When I’m through (details omitted to protect the innocent) I open the door and begin The Walk down the hallway, past other waiting victims, with my clear, plastic, now-pee-filled cup. I cannot have any shame.

Once I return, she verifies an acceptable temperature of my specimen and continues to walk through the process both physically (labeling and capping my sample) and verbally (explaining what each thing was to be used as evidence against us. Oh! Wait! Sorry. I just lapsed into Arlo Guthrie’s Alice’s Restaurant.)

Paperwork, paperwork, paperwork. Sign away my life’s blood, and agree to offer up my first child as sacrifice…(not really).

After retrieving my purse from the giant steel box I am allowed to leave. And though I know, in my heart and in my mind, that I have absolutely nothing to worry about with regard to the outcome of this entire process, I know that upcoming Good Things are totally contingent upon an acceptable outcome so of course, I am doing the Jen Thing and waiting on the other shoe to drop.

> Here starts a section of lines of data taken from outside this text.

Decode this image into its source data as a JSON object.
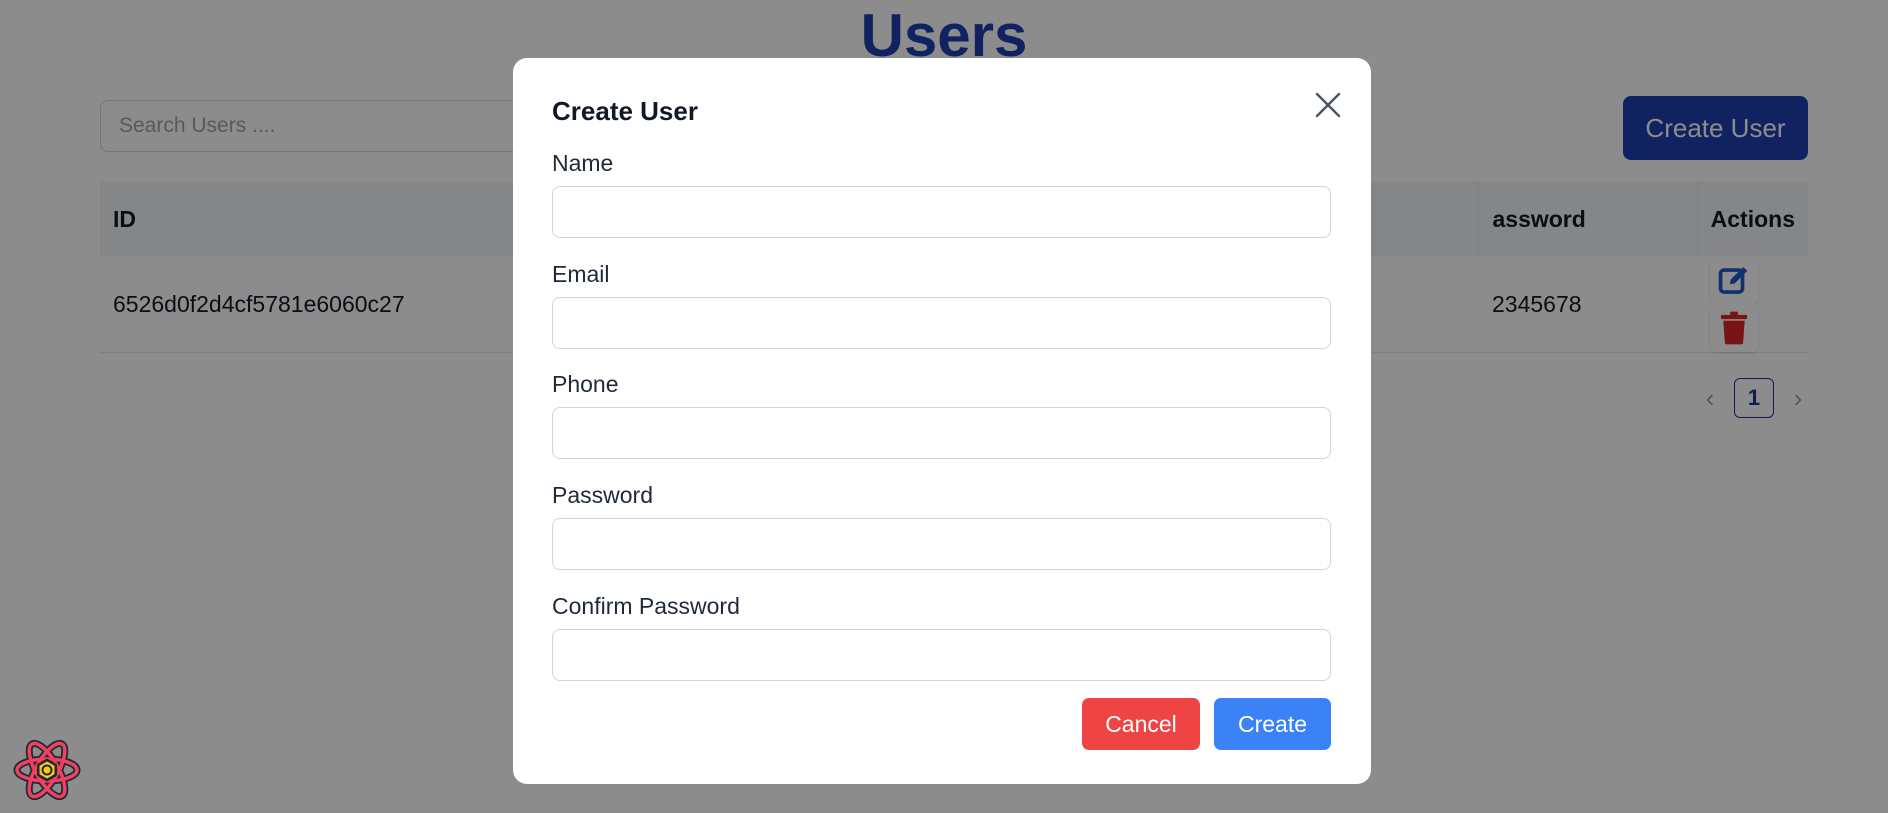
{
  "page": {
    "title": "Users",
    "search": {
      "placeholder": "Search Users ....",
      "value": ""
    },
    "create_button_label": "Create User",
    "table": {
      "columns": [
        "ID",
        "",
        "",
        "",
        "assword",
        "Actions"
      ],
      "rows": [
        {
          "id": "6526d0f2d4cf5781e6060c27",
          "name": "",
          "email": "",
          "phone": "",
          "password": "2345678"
        }
      ]
    },
    "pagination": {
      "current": "1",
      "prev": "‹",
      "next": "›"
    }
  },
  "modal": {
    "title": "Create User",
    "fields": [
      {
        "label": "Name",
        "value": ""
      },
      {
        "label": "Email",
        "value": ""
      },
      {
        "label": "Phone",
        "value": ""
      },
      {
        "label": "Password",
        "value": ""
      },
      {
        "label": "Confirm Password",
        "value": ""
      }
    ],
    "cancel_label": "Cancel",
    "create_label": "Create"
  },
  "colors": {
    "primary": "#1e40af",
    "create": "#3b82f6",
    "cancel": "#ef4444",
    "edit_icon": "#1e58c8",
    "delete_icon": "#dc2626"
  },
  "icons": {
    "close": "close-icon",
    "edit": "edit-icon",
    "delete": "trash-icon",
    "logo": "react-logo-icon"
  }
}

(sigh)  And now, we wait.


Monday, June 16, 2014

Good Stuff Happening!

Oh boy.  There's been A LOT going on lately!  I don't even know where to begin.  Some stuff I can talk about and other stuff I can't, but honestly, it's all good.  

First of all, as stated in one of my last couple of posts, VBS is over for another year.  It seems like I live year to year in fear of, preparation for, or recovering from VBS.  It's always a TON of work and it's always SO much fun, and it's always SO exhausting - but the kids have a great time (and not just my own) so it's also TOTALLY worth it.

I posted on Facebook the other night that I'm still "reeling from all the good" and that's still very true.  

Good friends bought their first house and are moving nearby, which is not only awesome for them (new house, YAY) but awesome for me, 'cause they'll be so close!

I went to the endocrinologist the other day and he proclaimed me in good health.  "Don't come back for another year!"  That's always music to my ears!  Apparently, 2 years and a couple of months post surgery, my body is adjusting well to the lack of a thyroid.  Meds are good, no adjustments needed, and the ultrasound looked all clear.  So, yay me!

And something else going on with me (something good) that I can't really talk about online, but that a lot of you will know about already, or find out about soon.  (No, I'm not pregnant.)  But definitely a major life-changing thing coming up that I am totally excited about and which I am feeling most overwhelmed and humbled by.

Father's Day Weekend was great.  We spent some time at the zoo that Saturday with Hubby's sister and her hubby.  Excellent day, and I hardly even got sunburned!  (Another bonus!)  And even though Father's Day this year happened to fall on the twenty-fifth anniversary of the death of my beloved mother, I'm OK.  I think maybe the overwhelmingly positive things balanced the very negative thing.